## [How to complete this task]
Reproduce the listing below without any change.

## [Material for this task]

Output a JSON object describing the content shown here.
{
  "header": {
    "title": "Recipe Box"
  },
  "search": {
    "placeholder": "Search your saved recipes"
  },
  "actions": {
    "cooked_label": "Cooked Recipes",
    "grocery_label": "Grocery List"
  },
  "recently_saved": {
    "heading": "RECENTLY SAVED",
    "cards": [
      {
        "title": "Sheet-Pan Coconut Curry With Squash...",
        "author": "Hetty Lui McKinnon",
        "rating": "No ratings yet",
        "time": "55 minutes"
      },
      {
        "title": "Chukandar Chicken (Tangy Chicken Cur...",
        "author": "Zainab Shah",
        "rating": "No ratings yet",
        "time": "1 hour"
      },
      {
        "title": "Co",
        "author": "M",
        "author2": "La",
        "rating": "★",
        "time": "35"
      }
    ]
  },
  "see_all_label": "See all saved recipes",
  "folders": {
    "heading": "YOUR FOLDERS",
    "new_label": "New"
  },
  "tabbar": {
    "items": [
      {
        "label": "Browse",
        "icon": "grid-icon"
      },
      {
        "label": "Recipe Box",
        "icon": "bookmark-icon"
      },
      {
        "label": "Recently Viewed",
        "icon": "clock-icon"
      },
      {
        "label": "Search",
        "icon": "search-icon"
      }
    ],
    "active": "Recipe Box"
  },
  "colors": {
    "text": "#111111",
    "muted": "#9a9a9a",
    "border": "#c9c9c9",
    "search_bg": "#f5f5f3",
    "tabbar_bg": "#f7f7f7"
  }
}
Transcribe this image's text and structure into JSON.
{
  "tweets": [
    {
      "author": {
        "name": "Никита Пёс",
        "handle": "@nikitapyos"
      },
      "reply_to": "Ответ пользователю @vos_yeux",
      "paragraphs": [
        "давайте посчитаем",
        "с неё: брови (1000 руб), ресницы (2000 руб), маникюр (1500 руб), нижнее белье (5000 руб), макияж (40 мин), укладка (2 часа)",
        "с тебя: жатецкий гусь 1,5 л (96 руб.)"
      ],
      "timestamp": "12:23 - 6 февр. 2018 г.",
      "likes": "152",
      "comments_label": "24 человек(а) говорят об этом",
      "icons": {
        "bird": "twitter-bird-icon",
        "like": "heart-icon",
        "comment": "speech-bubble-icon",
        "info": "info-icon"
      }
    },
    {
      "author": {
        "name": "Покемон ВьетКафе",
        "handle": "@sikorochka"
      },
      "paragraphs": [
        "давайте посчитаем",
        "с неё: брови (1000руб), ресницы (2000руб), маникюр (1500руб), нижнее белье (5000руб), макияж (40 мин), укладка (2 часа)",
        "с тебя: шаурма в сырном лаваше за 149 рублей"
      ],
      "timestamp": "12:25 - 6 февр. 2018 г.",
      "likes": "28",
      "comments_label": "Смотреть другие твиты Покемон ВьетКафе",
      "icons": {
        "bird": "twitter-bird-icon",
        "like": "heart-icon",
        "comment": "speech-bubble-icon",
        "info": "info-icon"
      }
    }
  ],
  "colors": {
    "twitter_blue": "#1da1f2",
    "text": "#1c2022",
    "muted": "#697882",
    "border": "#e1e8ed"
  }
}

## [Solution]
Output a JSON object describing the content shown here.
{
  "header": {
    "title": "Recipe Box"
  },
  "search": {
    "placeholder": "Search your saved recipes"
  },
  "actions": {
    "cooked_label": "Cooked Recipes",
    "grocery_label": "Grocery List"
  },
  "recently_saved": {
    "heading": "RECENTLY SAVED",
    "cards": [
      {
        "title": "Sheet-Pan Coconut Curry With Squash...",
        "author": "Hetty Lui McKinnon",
        "rating": "No ratings yet",
        "time": "55 minutes"
      },
      {
        "title": "Chukandar Chicken (Tangy Chicken Cur...",
        "author": "Zainab Shah",
        "rating": "No ratings yet",
        "time": "1 hour"
      },
      {
        "title": "Co",
        "author": "M",
        "author2": "La",
        "rating": "★",
        "time": "35"
      }
    ]
  },
  "see_all_label": "See all saved recipes",
  "folders": {
    "heading": "YOUR FOLDERS",
    "new_label": "New"
  },
  "tabbar": {
    "items": [
      {
        "label": "Browse",
        "icon": "grid-icon"
      },
      {
        "label": "Recipe Box",
        "icon": "bookmark-icon"
      },
      {
        "label": "Recently Viewed",
        "icon": "clock-icon"
      },
      {
        "label": "Search",
        "icon": "search-icon"
      }
    ],
    "active": "Recipe Box"
  },
  "colors": {
    "text": "#111111",
    "muted": "#9a9a9a",
    "border": "#c9c9c9",
    "search_bg": "#f5f5f3",
    "tabbar_bg": "#f7f7f7"
  }
}
Transcribe this image's text and structure into JSON.
{
  "tweets": [
    {
      "author": {
        "name": "Никита Пёс",
        "handle": "@nikitapyos"
      },
      "reply_to": "Ответ пользователю @vos_yeux",
      "paragraphs": [
        "давайте посчитаем",
        "с неё: брови (1000 руб), ресницы (2000 руб), маникюр (1500 руб), нижнее белье (5000 руб), макияж (40 мин), укладка (2 часа)",
        "с тебя: жатецкий гусь 1,5 л (96 руб.)"
      ],
      "timestamp": "12:23 - 6 февр. 2018 г.",
      "likes": "152",
      "comments_label": "24 человек(а) говорят об этом",
      "icons": {
        "bird": "twitter-bird-icon",
        "like": "heart-icon",
        "comment": "speech-bubble-icon",
        "info": "info-icon"
      }
    },
    {
      "author": {
        "name": "Покемон ВьетКафе",
        "handle": "@sikorochka"
      },
      "paragraphs": [
        "давайте посчитаем",
        "с неё: брови (1000руб), ресницы (2000руб), маникюр (1500руб), нижнее белье (5000руб), макияж (40 мин), укладка (2 часа)",
        "с тебя: шаурма в сырном лаваше за 149 рублей"
      ],
      "timestamp": "12:25 - 6 февр. 2018 г.",
      "likes": "28",
      "comments_label": "Смотреть другие твиты Покемон ВьетКафе",
      "icons": {
        "bird": "twitter-bird-icon",
        "like": "heart-icon",
        "comment": "speech-bubble-icon",
        "info": "info-icon"
      }
    }
  ],
  "colors": {
    "twitter_blue": "#1da1f2",
    "text": "#1c2022",
    "muted": "#697882",
    "border": "#e1e8ed"
  }
}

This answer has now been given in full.